By VICKI BROWN
In case you didn’t notice the bright yellow, grainy sticky stuff coating absolutely everything, it’s pollen season. South Carolina pine trees are emitting fertilizer, and, according to the National Weather Service, the pollen count is very high this season.
Pollen is measured with a system called a “rotorod.” The sampling device uses clear rods coated with a silicone grease which are set out for 24 hours. The rotorods are then examined for the number of pollen grains covering portions of the rod.
The number of grains will place the pollen in a category of low, moderate, high, or very high. As you can probably guess, at this time of the season, the pollen count is “very high.” Since the state experienced a warmer, wet winter, trees are pollenating earlier than usual, according to the NWS.
Oddly enough, most of your allergy problems like itchy eyes, runny or stuffy nose, sneezing, and itchy ear canals, are caused by pollen you can’t see. Those microscopic pollens come from grasses, newly sprouted weeds and from the many other trees common to South Carolina. There are at least 18 major tree pollens in the Lowcountry that start to pollenate in late February. This pollination season can continue until May.
When the air is dry, there is less moisture to weigh down the pollen grains when the wind blows. Rain can help wash the pollen away and keep it from moving through the air. Higher humidity also helps keep pollen numbers down.
But what can you do to help alleviate some of your symptoms in the meantime?
On an average day, pollen counts rise during the morning, peak about midday, and then gradually fall. So the lowest pollen counts are usually before dawn and in the late afternoon to early evening. Try to stay indoors during the peak hours.
Wearing a mask can help keep pollen from being inhaled, so those pesky mask ordinances are coming in handy right now. Sunglasses or eyewear can also help with symptoms.
Shower after being outdoors for any length of time. To remove pollen you pick up outside, take a shower and change your clothes.
Keep pollen outside, not inside. Keep your windows shut and use your AC. Use an air purifier to filter allergens.
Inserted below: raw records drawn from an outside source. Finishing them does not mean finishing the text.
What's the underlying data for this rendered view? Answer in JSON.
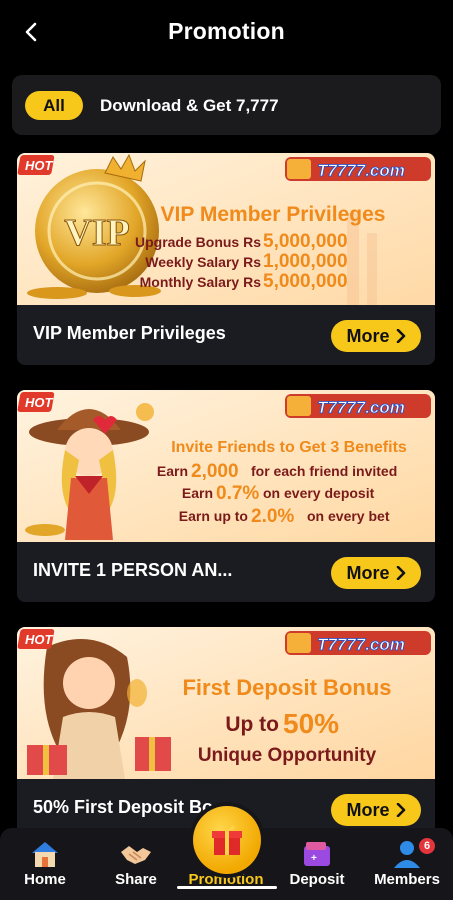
{
  "header": {
    "title": "Promotion"
  },
  "filters": {
    "all_label": "All",
    "tab_label": "Download & Get 7,777"
  },
  "brand": {
    "logo_text": "T7777.com",
    "hot_label": "HOT"
  },
  "cards": [
    {
      "banner": {
        "headline": "VIP Member Privileges",
        "emblem": "VIP",
        "lines": [
          {
            "label": "Upgrade Bonus Rs",
            "value": "5,000,000"
          },
          {
            "label": "Weekly Salary Rs",
            "value": "1,000,000"
          },
          {
            "label": "Monthly Salary Rs",
            "value": "5,000,000"
          }
        ]
      },
      "title": "VIP Member Privileges",
      "button": "More"
    },
    {
      "banner": {
        "headline": "Invite Friends to Get 3 Benefits",
        "lines": [
          {
            "pre": "Earn",
            "value": "2,000",
            "post": "for each friend invited"
          },
          {
            "pre": "Earn",
            "value": "0.7%",
            "post": "on every deposit"
          },
          {
            "pre": "Earn up to",
            "value": "2.0%",
            "post": "on every bet"
          }
        ]
      },
      "title": "INVITE 1 PERSON AN...",
      "button": "More"
    },
    {
      "banner": {
        "headline": "First Deposit Bonus",
        "line1_pre": "Up to",
        "line1_value": "50%",
        "line2": "Unique Opportunity"
      },
      "title": "50% First Deposit Bo",
      "button": "More"
    }
  ],
  "nav": {
    "items": [
      {
        "label": "Home",
        "icon": "home-icon"
      },
      {
        "label": "Share",
        "icon": "handshake-icon"
      },
      {
        "label": "Promotion",
        "icon": "gift-icon"
      },
      {
        "label": "Deposit",
        "icon": "wallet-icon"
      },
      {
        "label": "Members",
        "icon": "members-icon"
      }
    ],
    "members_badge": "6"
  },
  "colors": {
    "accent": "#f7c71a",
    "card_bg": "#1b1c22",
    "banner_text": "#f08a1a",
    "badge": "#e5353c"
  }
}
Check the WeatherLearn when conditions such as the wind increase pollen levels, so you can prepare.
See a doctor to get relief. There are many over the counter medications you can take to help with the symptoms, but always check with your doctor first to be sure they are safe for you and compatible with medications you have already been prescribed.